▶ MATERIAL TO PROCESS:

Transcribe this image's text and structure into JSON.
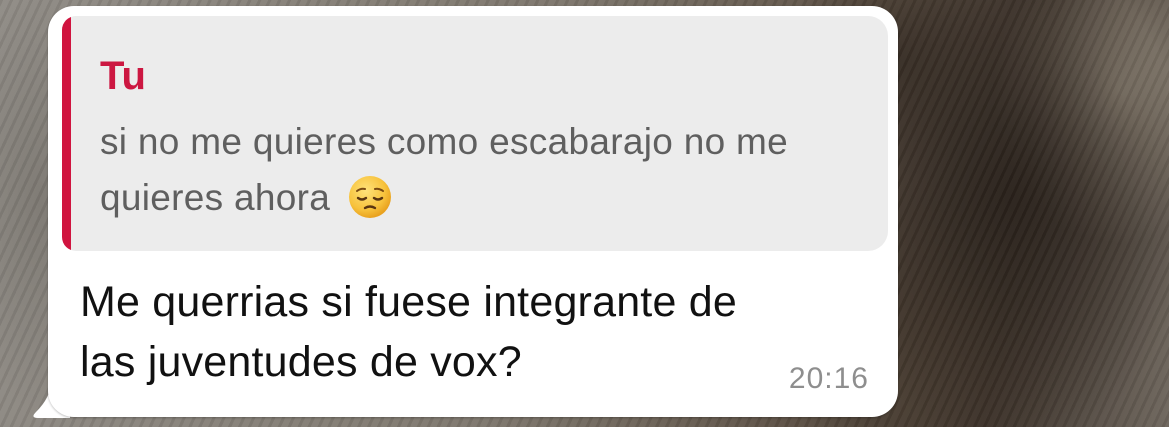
{
  "quoted_message": {
    "author": "Tu",
    "text": "si no me quieres como escabarajo no me quieres ahora",
    "emoji": "pensive-face-icon"
  },
  "message": {
    "text": "Me querrias si fuese integrante de las juventudes de vox?",
    "time": "20:16"
  },
  "colors": {
    "quote_accent": "#d0143f",
    "bubble_background": "#ffffff",
    "quote_background": "#ececec"
  }
}
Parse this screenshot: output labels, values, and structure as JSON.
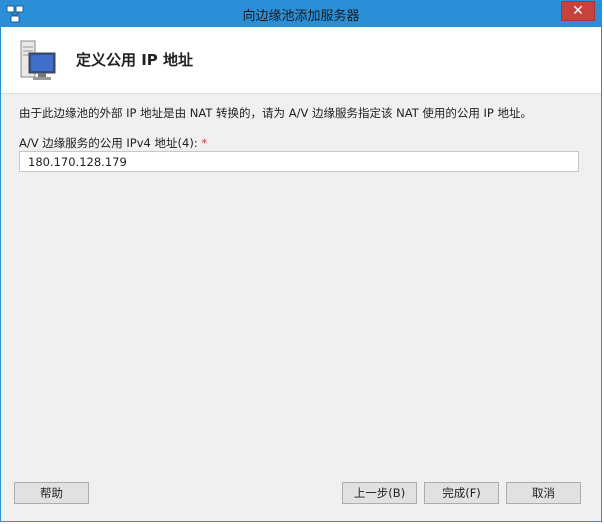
{
  "window": {
    "title": "向边缘池添加服务器",
    "close_glyph": "✕",
    "titlebar_color": "#2b8fd8",
    "close_color": "#c7423c"
  },
  "header": {
    "title": "定义公用 IP 地址"
  },
  "content": {
    "description": "由于此边缘池的外部 IP 地址是由 NAT 转换的，请为 A/V 边缘服务指定该 NAT 使用的公用 IP 地址。",
    "ipv4_label": "A/V 边缘服务的公用 IPv4 地址(4):",
    "required_marker": "*",
    "ipv4_value": "180.170.128.179"
  },
  "buttons": {
    "help": "帮助",
    "previous": "上一步(B)",
    "finish": "完成(F)",
    "cancel": "取消"
  },
  "icons": {
    "app": "topology-app-icon",
    "header": "server-monitor-icon",
    "close": "close-icon"
  }
}
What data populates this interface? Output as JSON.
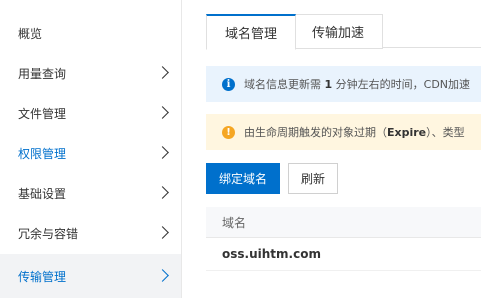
{
  "sidebar": {
    "items": [
      {
        "label": "概览",
        "chevron": false
      },
      {
        "label": "用量查询",
        "chevron": true
      },
      {
        "label": "文件管理",
        "chevron": true
      },
      {
        "label": "权限管理",
        "chevron": true
      },
      {
        "label": "基础设置",
        "chevron": true
      },
      {
        "label": "冗余与容错",
        "chevron": true
      },
      {
        "label": "传输管理",
        "chevron": true,
        "active": true
      }
    ]
  },
  "tabs": [
    {
      "label": "域名管理",
      "active": true
    },
    {
      "label": "传输加速",
      "active": false
    }
  ],
  "info_banner": {
    "icon": "info-icon",
    "text_before": "域名信息更新需 ",
    "text_bold": "1",
    "text_after": " 分钟左右的时间，CDN加速"
  },
  "warn_banner": {
    "icon": "warning-icon",
    "text_before": "由生命周期触发的对象过期（",
    "text_bold": "Expire",
    "text_after": "）、类型"
  },
  "toolbar": {
    "bind_domain_label": "绑定域名",
    "refresh_label": "刷新"
  },
  "table": {
    "column_header": "域名",
    "rows": [
      "oss.uihtm.com"
    ]
  },
  "colors": {
    "accent": "#0070cc",
    "info_bg": "#e9f3fd",
    "warn_bg": "#fff6e0",
    "warn_icon": "#f5a623"
  }
}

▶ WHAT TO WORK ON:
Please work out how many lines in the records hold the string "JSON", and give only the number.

▶ RESULT OF THIS EXERCISE:
3